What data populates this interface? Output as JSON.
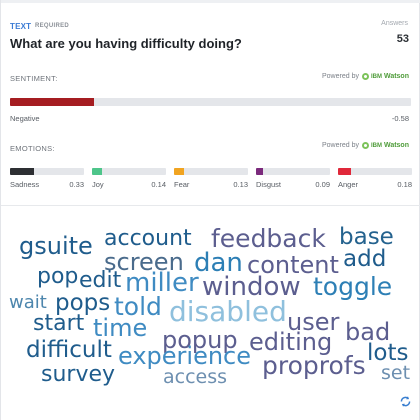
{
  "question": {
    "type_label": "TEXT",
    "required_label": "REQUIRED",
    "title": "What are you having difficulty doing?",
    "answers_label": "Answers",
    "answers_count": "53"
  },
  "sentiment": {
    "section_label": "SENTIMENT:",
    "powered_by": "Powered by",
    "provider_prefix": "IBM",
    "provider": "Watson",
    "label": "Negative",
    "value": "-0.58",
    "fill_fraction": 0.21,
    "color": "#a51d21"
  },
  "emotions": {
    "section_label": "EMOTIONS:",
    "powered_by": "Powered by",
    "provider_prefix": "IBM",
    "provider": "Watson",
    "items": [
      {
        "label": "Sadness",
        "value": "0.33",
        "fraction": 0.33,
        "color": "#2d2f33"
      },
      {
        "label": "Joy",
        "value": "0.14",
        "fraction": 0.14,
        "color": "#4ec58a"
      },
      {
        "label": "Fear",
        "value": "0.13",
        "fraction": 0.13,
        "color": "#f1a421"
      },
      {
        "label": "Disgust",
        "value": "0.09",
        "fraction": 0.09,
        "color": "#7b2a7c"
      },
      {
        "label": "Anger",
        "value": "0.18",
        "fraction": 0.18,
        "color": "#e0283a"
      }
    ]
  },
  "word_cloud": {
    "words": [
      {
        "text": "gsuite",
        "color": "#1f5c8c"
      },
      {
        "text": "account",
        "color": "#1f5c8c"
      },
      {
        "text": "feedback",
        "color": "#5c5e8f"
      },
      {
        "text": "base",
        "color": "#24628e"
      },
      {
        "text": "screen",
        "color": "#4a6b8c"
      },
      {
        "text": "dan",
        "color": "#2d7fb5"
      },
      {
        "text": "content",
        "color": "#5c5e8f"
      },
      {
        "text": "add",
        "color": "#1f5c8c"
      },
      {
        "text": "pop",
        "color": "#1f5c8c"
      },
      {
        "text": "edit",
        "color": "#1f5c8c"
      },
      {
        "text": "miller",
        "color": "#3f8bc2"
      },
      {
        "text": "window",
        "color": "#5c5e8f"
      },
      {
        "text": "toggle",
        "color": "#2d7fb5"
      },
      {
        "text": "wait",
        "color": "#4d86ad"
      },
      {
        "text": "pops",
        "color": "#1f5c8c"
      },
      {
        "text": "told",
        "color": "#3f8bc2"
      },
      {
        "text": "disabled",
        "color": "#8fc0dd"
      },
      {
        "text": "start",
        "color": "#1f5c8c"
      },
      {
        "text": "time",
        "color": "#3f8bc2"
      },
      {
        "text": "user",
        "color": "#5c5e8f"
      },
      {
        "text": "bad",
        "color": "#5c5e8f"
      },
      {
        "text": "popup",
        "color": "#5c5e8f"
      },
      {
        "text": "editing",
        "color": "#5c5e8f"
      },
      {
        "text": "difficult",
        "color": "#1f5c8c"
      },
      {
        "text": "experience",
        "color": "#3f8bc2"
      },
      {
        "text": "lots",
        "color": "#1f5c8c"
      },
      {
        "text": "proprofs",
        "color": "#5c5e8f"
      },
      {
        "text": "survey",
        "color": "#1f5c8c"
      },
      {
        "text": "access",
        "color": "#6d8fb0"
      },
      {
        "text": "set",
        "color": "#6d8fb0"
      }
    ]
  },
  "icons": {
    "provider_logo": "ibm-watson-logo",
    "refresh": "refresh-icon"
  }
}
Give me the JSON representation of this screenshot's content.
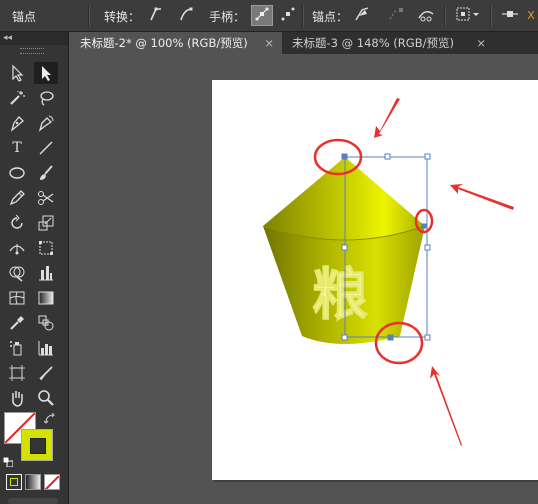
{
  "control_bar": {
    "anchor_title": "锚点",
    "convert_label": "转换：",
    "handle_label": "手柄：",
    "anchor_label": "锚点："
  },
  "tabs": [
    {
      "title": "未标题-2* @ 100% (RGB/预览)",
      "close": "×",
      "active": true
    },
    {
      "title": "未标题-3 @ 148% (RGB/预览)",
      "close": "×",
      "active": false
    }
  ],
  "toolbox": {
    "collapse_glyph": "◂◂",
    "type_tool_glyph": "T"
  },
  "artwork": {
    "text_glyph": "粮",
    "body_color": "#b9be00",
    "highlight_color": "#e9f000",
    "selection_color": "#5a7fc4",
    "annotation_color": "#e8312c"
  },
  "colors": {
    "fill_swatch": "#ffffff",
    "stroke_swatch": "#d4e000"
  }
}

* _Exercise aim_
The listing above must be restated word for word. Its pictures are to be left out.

* _Reply_
What data populates this interface? Output as JSON.
{
  "question": {
    "type_label": "TEXT",
    "required_label": "REQUIRED",
    "title": "What are you having difficulty doing?",
    "answers_label": "Answers",
    "answers_count": "53"
  },
  "sentiment": {
    "section_label": "SENTIMENT:",
    "powered_by": "Powered by",
    "provider_prefix": "IBM",
    "provider": "Watson",
    "label": "Negative",
    "value": "-0.58",
    "fill_fraction": 0.21,
    "color": "#a51d21"
  },
  "emotions": {
    "section_label": "EMOTIONS:",
    "powered_by": "Powered by",
    "provider_prefix": "IBM",
    "provider": "Watson",
    "items": [
      {
        "label": "Sadness",
        "value": "0.33",
        "fraction": 0.33,
        "color": "#2d2f33"
      },
      {
        "label": "Joy",
        "value": "0.14",
        "fraction": 0.14,
        "color": "#4ec58a"
      },
      {
        "label": "Fear",
        "value": "0.13",
        "fraction": 0.13,
        "color": "#f1a421"
      },
      {
        "label": "Disgust",
        "value": "0.09",
        "fraction": 0.09,
        "color": "#7b2a7c"
      },
      {
        "label": "Anger",
        "value": "0.18",
        "fraction": 0.18,
        "color": "#e0283a"
      }
    ]
  },
  "word_cloud": {
    "words": [
      {
        "text": "gsuite",
        "color": "#1f5c8c"
      },
      {
        "text": "account",
        "color": "#1f5c8c"
      },
      {
        "text": "feedback",
        "color": "#5c5e8f"
      },
      {
        "text": "base",
        "color": "#24628e"
      },
      {
        "text": "screen",
        "color": "#4a6b8c"
      },
      {
        "text": "dan",
        "color": "#2d7fb5"
      },
      {
        "text": "content",
        "color": "#5c5e8f"
      },
      {
        "text": "add",
        "color": "#1f5c8c"
      },
      {
        "text": "pop",
        "color": "#1f5c8c"
      },
      {
        "text": "edit",
        "color": "#1f5c8c"
      },
      {
        "text": "miller",
        "color": "#3f8bc2"
      },
      {
        "text": "window",
        "color": "#5c5e8f"
      },
      {
        "text": "toggle",
        "color": "#2d7fb5"
      },
      {
        "text": "wait",
        "color": "#4d86ad"
      },
      {
        "text": "pops",
        "color": "#1f5c8c"
      },
      {
        "text": "told",
        "color": "#3f8bc2"
      },
      {
        "text": "disabled",
        "color": "#8fc0dd"
      },
      {
        "text": "start",
        "color": "#1f5c8c"
      },
      {
        "text": "time",
        "color": "#3f8bc2"
      },
      {
        "text": "user",
        "color": "#5c5e8f"
      },
      {
        "text": "bad",
        "color": "#5c5e8f"
      },
      {
        "text": "popup",
        "color": "#5c5e8f"
      },
      {
        "text": "editing",
        "color": "#5c5e8f"
      },
      {
        "text": "difficult",
        "color": "#1f5c8c"
      },
      {
        "text": "experience",
        "color": "#3f8bc2"
      },
      {
        "text": "lots",
        "color": "#1f5c8c"
      },
      {
        "text": "proprofs",
        "color": "#5c5e8f"
      },
      {
        "text": "survey",
        "color": "#1f5c8c"
      },
      {
        "text": "access",
        "color": "#6d8fb0"
      },
      {
        "text": "set",
        "color": "#6d8fb0"
      }
    ]
  },
  "icons": {
    "provider_logo": "ibm-watson-logo",
    "refresh": "refresh-icon"
  }
}
Give me the JSON representation of this screenshot's content.
{
  "control_bar": {
    "anchor_title": "锚点",
    "convert_label": "转换：",
    "handle_label": "手柄：",
    "anchor_label": "锚点："
  },
  "tabs": [
    {
      "title": "未标题-2* @ 100% (RGB/预览)",
      "close": "×",
      "active": true
    },
    {
      "title": "未标题-3 @ 148% (RGB/预览)",
      "close": "×",
      "active": false
    }
  ],
  "toolbox": {
    "collapse_glyph": "◂◂",
    "type_tool_glyph": "T"
  },
  "artwork": {
    "text_glyph": "粮",
    "body_color": "#b9be00",
    "highlight_color": "#e9f000",
    "selection_color": "#5a7fc4",
    "annotation_color": "#e8312c"
  },
  "colors": {
    "fill_swatch": "#ffffff",
    "stroke_swatch": "#d4e000"
  }
}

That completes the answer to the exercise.